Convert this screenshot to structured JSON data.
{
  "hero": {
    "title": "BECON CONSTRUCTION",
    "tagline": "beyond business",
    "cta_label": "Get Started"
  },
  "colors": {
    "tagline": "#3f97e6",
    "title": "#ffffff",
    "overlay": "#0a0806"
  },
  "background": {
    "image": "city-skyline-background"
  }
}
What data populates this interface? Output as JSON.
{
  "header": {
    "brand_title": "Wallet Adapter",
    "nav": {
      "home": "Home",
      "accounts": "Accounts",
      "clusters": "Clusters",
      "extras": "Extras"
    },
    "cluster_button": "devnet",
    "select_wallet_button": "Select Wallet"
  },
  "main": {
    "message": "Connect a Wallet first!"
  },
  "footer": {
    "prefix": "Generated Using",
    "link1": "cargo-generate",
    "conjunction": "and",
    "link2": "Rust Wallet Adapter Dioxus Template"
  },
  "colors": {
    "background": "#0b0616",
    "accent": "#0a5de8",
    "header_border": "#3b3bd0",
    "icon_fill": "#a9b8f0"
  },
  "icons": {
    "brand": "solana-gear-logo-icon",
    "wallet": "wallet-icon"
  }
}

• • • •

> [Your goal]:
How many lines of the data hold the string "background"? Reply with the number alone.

> [Answer to this task]:
3